“You can’t just try to take one shot at him,” Jenkins said. “You can’t come in out of control and try to just take a shot at him or lunge at him because if he shakes it off, you take yourself out of it. You just have to learn to be a little more under control and not be so anxious once you get back there and see him.
“Heck, I had the same problem with McNabb earlier this year. Granted I had a club on my (broken) hand, but it’s the same concept. You’ve got to come in under control and make sure you get a good grasp on him and bring him down.”
Jenkins knows firsthand the kind of problems Roethlisberger presents. With the Packers leading 36-30 late in last season’s matchup, Roethlisberger led the Steelers to the Green Bay 19, converting a fourth-and-7 with a 32-yard completion to wide receiver Santonio Holmes and picking up a third-and-15 with a 20-yard pass to tight end Heath Miller.
The Steelers used their final timeout to stop the clock after the Miller completion, and faced a second-and-10 at the 19 with just 13 seconds left. Jenkins made a nifty inside move on left tackle Max Starks to come up the middle for a clear shot at Roethlisberger. Jenkins grabbed him around the waist, but the quarterback was able to spin away from the tackle attempt to his left and throw the ball out of the end zone with three seconds remaining.
Avoiding what could have been a game-ending sack, Roethlisberger took advantage of the opportunity as he connected with wide receiver Mike Wallace for a 19-yard touchdown pass as time expired for the 37-36 victory.

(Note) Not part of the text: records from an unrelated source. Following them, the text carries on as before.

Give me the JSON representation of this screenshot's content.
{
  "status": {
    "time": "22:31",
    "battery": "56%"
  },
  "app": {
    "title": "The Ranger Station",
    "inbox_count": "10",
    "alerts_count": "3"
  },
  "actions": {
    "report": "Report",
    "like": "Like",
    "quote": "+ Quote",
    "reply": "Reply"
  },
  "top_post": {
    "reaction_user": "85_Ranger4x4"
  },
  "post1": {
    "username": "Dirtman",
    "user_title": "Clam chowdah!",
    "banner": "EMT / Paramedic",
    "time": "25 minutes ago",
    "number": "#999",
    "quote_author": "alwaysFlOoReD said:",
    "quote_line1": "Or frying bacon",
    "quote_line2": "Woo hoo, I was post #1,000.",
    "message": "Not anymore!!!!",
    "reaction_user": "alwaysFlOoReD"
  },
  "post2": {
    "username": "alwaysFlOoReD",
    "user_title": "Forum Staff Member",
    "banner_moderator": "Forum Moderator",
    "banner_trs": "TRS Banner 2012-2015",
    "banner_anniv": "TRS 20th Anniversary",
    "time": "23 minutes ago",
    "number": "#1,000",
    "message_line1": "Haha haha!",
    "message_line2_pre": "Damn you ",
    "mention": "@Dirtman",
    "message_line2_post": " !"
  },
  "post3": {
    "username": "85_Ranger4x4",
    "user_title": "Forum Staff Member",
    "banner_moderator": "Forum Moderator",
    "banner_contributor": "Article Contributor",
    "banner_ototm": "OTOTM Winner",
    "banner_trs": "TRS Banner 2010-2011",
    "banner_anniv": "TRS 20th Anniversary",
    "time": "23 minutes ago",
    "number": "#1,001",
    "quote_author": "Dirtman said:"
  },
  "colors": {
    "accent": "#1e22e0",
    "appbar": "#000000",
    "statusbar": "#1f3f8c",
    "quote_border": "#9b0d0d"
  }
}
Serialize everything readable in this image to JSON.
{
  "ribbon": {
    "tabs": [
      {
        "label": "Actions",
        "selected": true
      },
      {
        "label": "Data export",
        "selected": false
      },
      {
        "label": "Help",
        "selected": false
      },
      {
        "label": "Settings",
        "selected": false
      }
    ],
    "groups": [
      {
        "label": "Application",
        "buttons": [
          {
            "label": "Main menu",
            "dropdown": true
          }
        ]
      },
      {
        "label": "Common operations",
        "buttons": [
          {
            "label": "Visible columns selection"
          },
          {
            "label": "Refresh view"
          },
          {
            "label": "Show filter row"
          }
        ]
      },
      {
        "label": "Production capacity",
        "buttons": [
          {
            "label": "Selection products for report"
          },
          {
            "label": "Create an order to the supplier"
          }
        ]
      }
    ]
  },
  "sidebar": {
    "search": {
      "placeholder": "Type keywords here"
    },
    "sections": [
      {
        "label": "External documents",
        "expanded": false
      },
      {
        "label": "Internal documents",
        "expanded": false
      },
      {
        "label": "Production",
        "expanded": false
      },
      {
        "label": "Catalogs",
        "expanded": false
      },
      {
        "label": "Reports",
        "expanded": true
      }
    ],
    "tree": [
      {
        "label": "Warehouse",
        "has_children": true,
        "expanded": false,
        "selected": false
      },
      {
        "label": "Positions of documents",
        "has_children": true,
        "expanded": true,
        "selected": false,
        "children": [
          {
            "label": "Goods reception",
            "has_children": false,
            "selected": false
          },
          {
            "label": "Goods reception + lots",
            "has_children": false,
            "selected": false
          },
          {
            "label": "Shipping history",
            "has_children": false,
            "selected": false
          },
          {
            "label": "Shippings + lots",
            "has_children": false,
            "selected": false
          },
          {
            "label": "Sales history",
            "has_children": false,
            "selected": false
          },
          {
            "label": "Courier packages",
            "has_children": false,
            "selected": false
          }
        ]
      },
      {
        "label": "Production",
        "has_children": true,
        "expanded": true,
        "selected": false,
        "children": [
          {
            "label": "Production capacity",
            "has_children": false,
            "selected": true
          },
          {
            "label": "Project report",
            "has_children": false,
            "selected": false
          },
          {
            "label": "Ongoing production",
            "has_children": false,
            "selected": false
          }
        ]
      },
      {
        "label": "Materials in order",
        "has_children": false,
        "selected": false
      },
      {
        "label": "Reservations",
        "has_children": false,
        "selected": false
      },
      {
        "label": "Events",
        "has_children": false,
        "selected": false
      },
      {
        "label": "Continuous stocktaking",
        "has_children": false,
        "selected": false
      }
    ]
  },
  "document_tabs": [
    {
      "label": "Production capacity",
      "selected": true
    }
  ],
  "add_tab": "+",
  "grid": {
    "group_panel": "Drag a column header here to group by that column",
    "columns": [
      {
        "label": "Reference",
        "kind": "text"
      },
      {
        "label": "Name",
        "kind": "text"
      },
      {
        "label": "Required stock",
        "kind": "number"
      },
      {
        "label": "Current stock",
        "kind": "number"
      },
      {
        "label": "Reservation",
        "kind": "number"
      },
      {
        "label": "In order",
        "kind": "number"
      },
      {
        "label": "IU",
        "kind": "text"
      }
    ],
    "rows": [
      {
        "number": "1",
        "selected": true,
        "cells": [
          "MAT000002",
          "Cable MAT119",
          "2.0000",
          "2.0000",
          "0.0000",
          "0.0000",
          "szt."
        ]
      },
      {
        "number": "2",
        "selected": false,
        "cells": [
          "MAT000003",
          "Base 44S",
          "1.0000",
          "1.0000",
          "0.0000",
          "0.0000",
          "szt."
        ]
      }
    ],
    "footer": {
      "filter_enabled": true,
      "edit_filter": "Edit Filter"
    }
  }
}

“Ben is just one of those guys that knows how to get it done,” cornerback Charles Woodson said. “He's not going to always kill you with numbers and those sorts of things. But when their team needs a play, he being their guy, he can get it done.
“He makes a lot of guys look bad out there on the field during the course of the games with making guys miss who have free rushes, free shots at him. Or if they get to him, breaking tackles, and still being able to keep a play alive. And he's done that his whole career.”
Roethlisberger connected on eight passes of 25-plus yards against the Packers last season, a career high, on his way to a career best 503-yard game. He completed 29-of-46 passes (63.0 percent) for three touchdowns and no interceptions for a 121.9 passer rating.
Even though the Packers did a good job of getting consistent pressure on Roethlisberger throughout the game, his ability to shake off tacklers to buy time for receivers down the field led to some of those big gains.
“I think he is a special player, the way he extends plays,” Head Coach Mike McCarthy said. “The length of the play with Ben is always longer. The way their passing game is designed, his ability to step up in the rush and do the things he does.
“He can make any throw on the field, evident in our game last year and another thing that you learn when you see players live. He has the arm to step up, roll to his right, and still make the 60-plus throw. That’s definitely one of our objectives is to make sure when we have the opportunity to get him on the ground.”
The secondary will certainly have to do its part in coverage, but the Packers know that keeping Roethlisberger in the pocket and finishing when they have the chance to sack him will make that job a whole lot easier.
“Obviously with quarterbacks like that you just need to stay alive in your pass rush,” said linebacker Clay Matthews, who sacked Roethlisberger twice in the ’09 meeting. “I think last year, obviously last year was last year, but we had some success against him rushing the passer as well as I'd like to think stopping the run (65 yards on 19 carries).
“But obviously we gave up way too much in the passing game, so if there's anything to learn from last year's loss, it’s that. So yeah, we've got to stay alive, really get after him, and kind of collapse the pocket on him, and force him to not be able to complete those passes where he moves around and breaks tackles.”
Additional coverage - Jan. 29